The “new” Zombies mode, entitled Die Maschine, is a full reimagining of the very first Zombies map, Nacht Der Untoten. Although, it may not seem this way right from the get go. Spawning in the year that is visible from the window, you would never guess this was the same map until you get inside the building and start looking around. It was a very neat experience as someone who’s been following the Zombies games since the beginning.
Zombies once again allows you to use a created class, which for the original fans, no more starting with just a pistol. This time around, Zombies also features its own challenges and camos for guns, meaning if you want everything unlocked for your favourites, you can’t ignore this mode. In your create-a-class, you’ll also pick an ability to use, this included an ice blast to freeze zombies, an energy mine to blow anything in proximity sky high, and various others. This iteration also sees the return of perks Speed Cola and Juggernog.
One more new change is the ability to upgrade your perks, gun types, and abilities. Playing the game will unlock Aetherium crystals, which are spent to make perks, guns, and abilities even more reliable. Then there’s weapon rarities, for those familiar with Warzone, you’ll be used to having rarities attached to all your weapons. This now comes to Zombies and dictated how many attachments it has. It’s not a huge thing to worry too much about. The last major change from older games is the ability to hold two of the same weapon. Really like the Tundra sniper rifle? Why not buy two!
The new map itself features a rather large above ground area, a twisting and turning underground section, new armoured zombies, and the aforementioned Megaton elite zombie. On top of this, players can enter the aether, which is a pallet swapped version of the map with a few new shortcuts, and some other secrets, floating around. The map, as always, features an unlockable Easter egg song, and has two seperate ways to end the map without dying. Every five rounds, starting at round eleven, players can exfil, a chopper will pick them up from an area and all you need to do is survive. The other is to beat the final boss, which is easier said than done because getting to the final boss isn’t exactly a walk in the park.
Another year, another Call of Duty entry, and while at this point in time Black Ops Cold War doesn’t stand out from the crowd, the roadmap Activision has laid out certainly looks interesting. With loads of free content coming soon, including new maps for Multiplayer and Zombies, the full potential of the game feels like it’s yet to be unveiled.

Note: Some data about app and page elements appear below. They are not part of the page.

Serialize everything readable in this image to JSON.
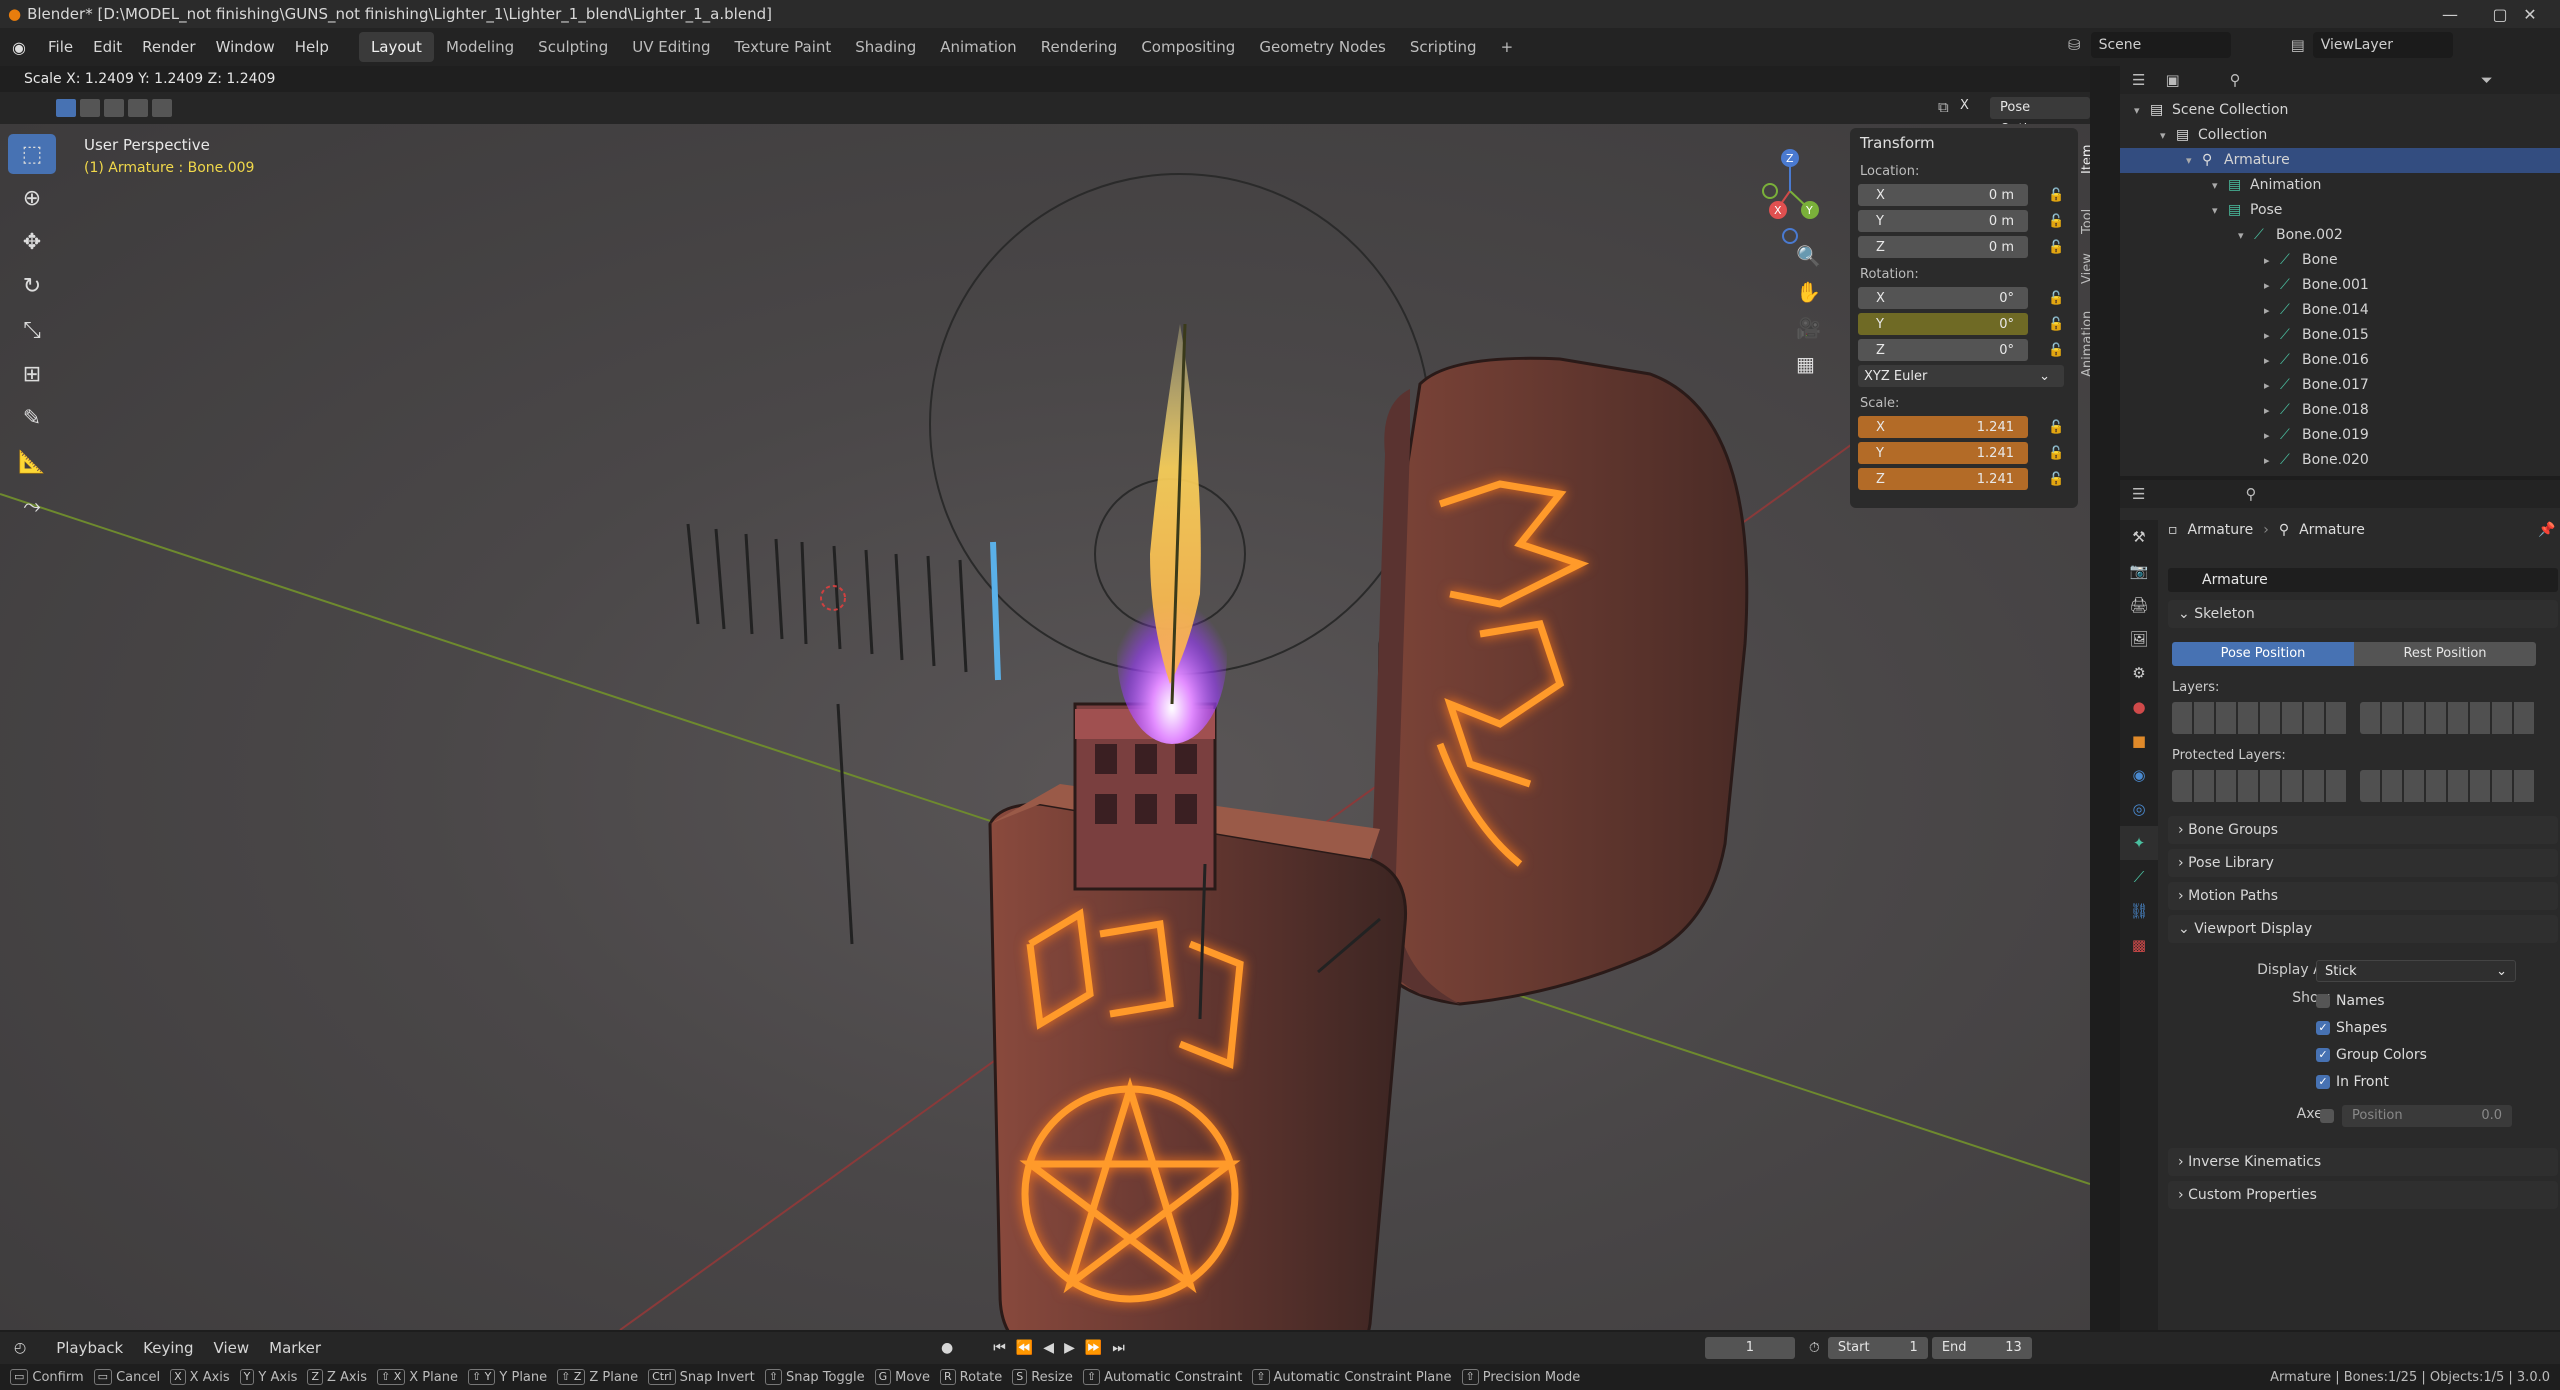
{
  "window": {
    "title": "Blender* [D:\\MODEL_not finishing\\GUNS_not finishing\\Lighter_1\\Lighter_1_blend\\Lighter_1_a.blend]",
    "minimize": "—",
    "maximize": "▢",
    "close": "✕"
  },
  "menu": [
    "File",
    "Edit",
    "Render",
    "Window",
    "Help"
  ],
  "workspaces": [
    "Layout",
    "Modeling",
    "Sculpting",
    "UV Editing",
    "Texture Paint",
    "Shading",
    "Animation",
    "Rendering",
    "Compositing",
    "Geometry Nodes",
    "Scripting",
    "+"
  ],
  "scene": {
    "label": "Scene",
    "viewlayer": "ViewLayer"
  },
  "header": {
    "scale_readout": "Scale X: 1.2409   Y: 1.2409   Z: 1.2409",
    "pose_options": "Pose Options"
  },
  "viewport": {
    "perspective": "User Perspective",
    "active": "(1) Armature : Bone.009"
  },
  "npanel": {
    "title": "Transform",
    "location_label": "Location:",
    "location": [
      {
        "axis": "X",
        "value": "0 m"
      },
      {
        "axis": "Y",
        "value": "0 m"
      },
      {
        "axis": "Z",
        "value": "0 m"
      }
    ],
    "rotation_label": "Rotation:",
    "rotation": [
      {
        "axis": "X",
        "value": "0°"
      },
      {
        "axis": "Y",
        "value": "0°"
      },
      {
        "axis": "Z",
        "value": "0°"
      }
    ],
    "rotation_mode": "XYZ Euler",
    "scale_label": "Scale:",
    "scale": [
      {
        "axis": "X",
        "value": "1.241"
      },
      {
        "axis": "Y",
        "value": "1.241"
      },
      {
        "axis": "Z",
        "value": "1.241"
      }
    ],
    "tabs": [
      "Item",
      "Tool",
      "View",
      "Animation"
    ]
  },
  "outliner": {
    "rows": [
      {
        "label": "Scene Collection",
        "indent": 0
      },
      {
        "label": "Collection",
        "indent": 1
      },
      {
        "label": "Armature",
        "indent": 2,
        "selected": true
      },
      {
        "label": "Animation",
        "indent": 3
      },
      {
        "label": "Pose",
        "indent": 3
      },
      {
        "label": "Bone.002",
        "indent": 4
      },
      {
        "label": "Bone",
        "indent": 5
      },
      {
        "label": "Bone.001",
        "indent": 5
      },
      {
        "label": "Bone.014",
        "indent": 5
      },
      {
        "label": "Bone.015",
        "indent": 5
      },
      {
        "label": "Bone.016",
        "indent": 5
      },
      {
        "label": "Bone.017",
        "indent": 5
      },
      {
        "label": "Bone.018",
        "indent": 5
      },
      {
        "label": "Bone.019",
        "indent": 5
      },
      {
        "label": "Bone.020",
        "indent": 5
      }
    ]
  },
  "properties": {
    "breadcrumb": [
      "Armature",
      "Armature"
    ],
    "datablock": "Armature",
    "skeleton": "Skeleton",
    "pose_position": "Pose Position",
    "rest_position": "Rest Position",
    "layers": "Layers:",
    "protected_layers": "Protected Layers:",
    "sections": [
      "Bone Groups",
      "Pose Library",
      "Motion Paths"
    ],
    "viewport_display": "Viewport Display",
    "display_as_label": "Display As",
    "display_as": "Stick",
    "show_label": "Show",
    "show": [
      {
        "label": "Names",
        "checked": false
      },
      {
        "label": "Shapes",
        "checked": true
      },
      {
        "label": "Group Colors",
        "checked": true
      },
      {
        "label": "In Front",
        "checked": true
      }
    ],
    "axes_label": "Axes",
    "axes_position": "Position",
    "axes_value": "0.0",
    "more_sections": [
      "Inverse Kinematics",
      "Custom Properties"
    ]
  },
  "timeline": {
    "playback": "Playback",
    "keying": "Keying",
    "view": "View",
    "marker": "Marker",
    "frame": "1",
    "start_label": "Start",
    "start": "1",
    "end_label": "End",
    "end": "13"
  },
  "statusbar": {
    "hints": [
      {
        "key": "",
        "label": "Confirm"
      },
      {
        "key": "",
        "label": "Cancel"
      },
      {
        "key": "X",
        "label": "X Axis"
      },
      {
        "key": "Y",
        "label": "Y Axis"
      },
      {
        "key": "Z",
        "label": "Z Axis"
      },
      {
        "key": "⇧ X",
        "label": "X Plane"
      },
      {
        "key": "⇧ Y",
        "label": "Y Plane"
      },
      {
        "key": "⇧ Z",
        "label": "Z Plane"
      },
      {
        "key": "Ctrl",
        "label": "Snap Invert"
      },
      {
        "key": "⇧",
        "label": "Snap Toggle"
      },
      {
        "key": "G",
        "label": "Move"
      },
      {
        "key": "R",
        "label": "Rotate"
      },
      {
        "key": "S",
        "label": "Resize"
      },
      {
        "key": "⇧",
        "label": "Automatic Constraint"
      },
      {
        "key": "⇧",
        "label": "Automatic Constraint Plane"
      },
      {
        "key": "⇧",
        "label": "Precision Mode"
      }
    ],
    "info": "Armature | Bones:1/25 | Objects:1/5 | 3.0.0"
  }
}
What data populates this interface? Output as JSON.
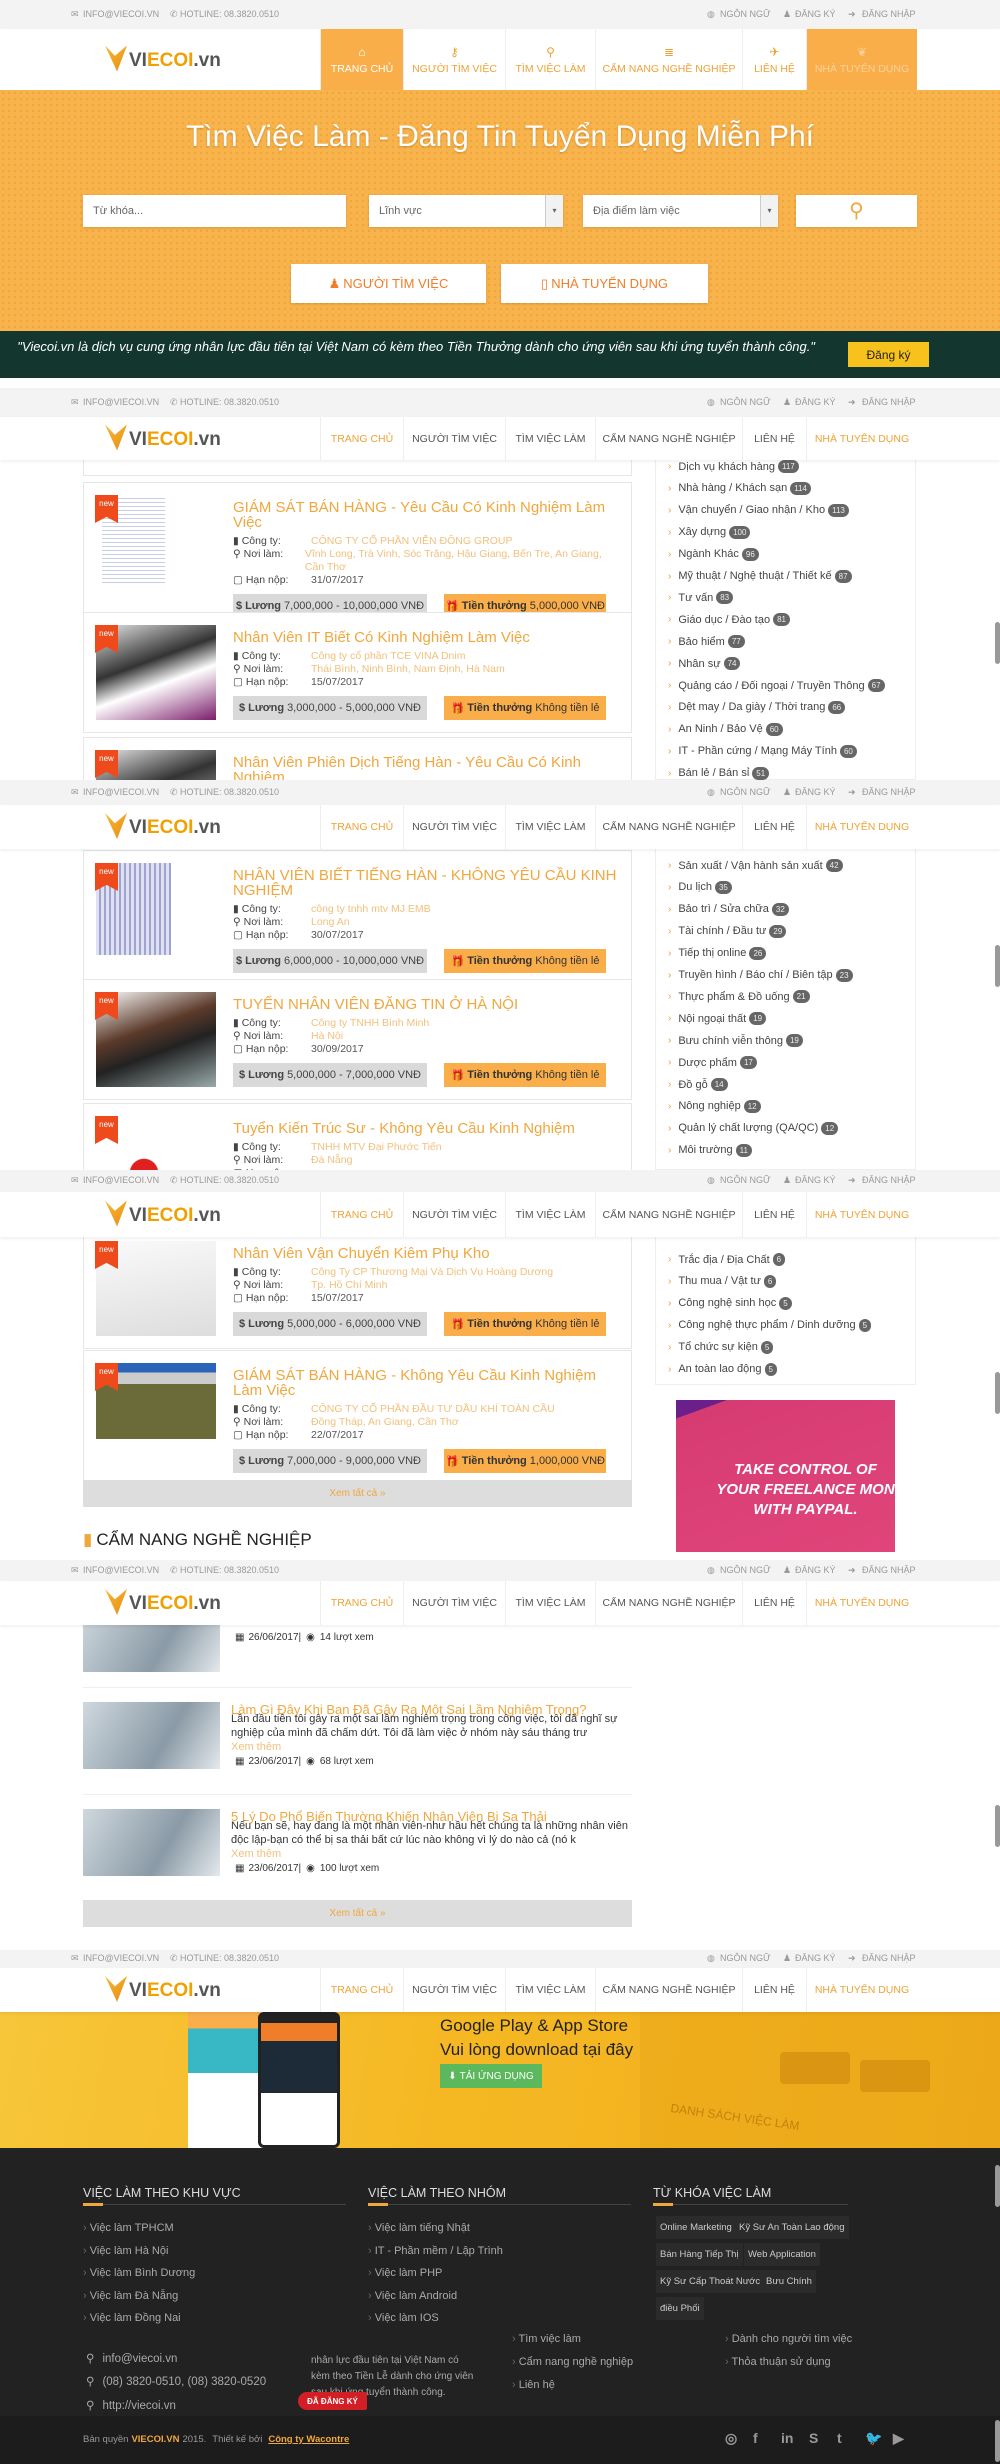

While the in-game graphics seem pretty well on par with the previous installments, the attention to detail in the maps, and the cutscenes are nothing to turn your nose up to.
Tried and true FPS style with some fixes from the previous game. Sliding no longer seems to be the meta when facing an opponent.
The guns sound nice and your character sounds heavy, as he should given what soldiers need to carry. The use of music in the campaign is great.
Some obvious things are missing for instance a variety or maps or maybe a few more campaign missions. Even one additional Zombies map could have made a world of difference for anyone who isn’t overly keen on multiplayer.
Final Verdict: 8.0
Call of Duty: Black Ops Cold War is available now on PC, PlayStation 4, PlayStation 5, Xbox One, and Xbox Series X|S
Reviewed on PS4.
A copy of Call of Duty: Black Ops Cold War was provided by the publisher.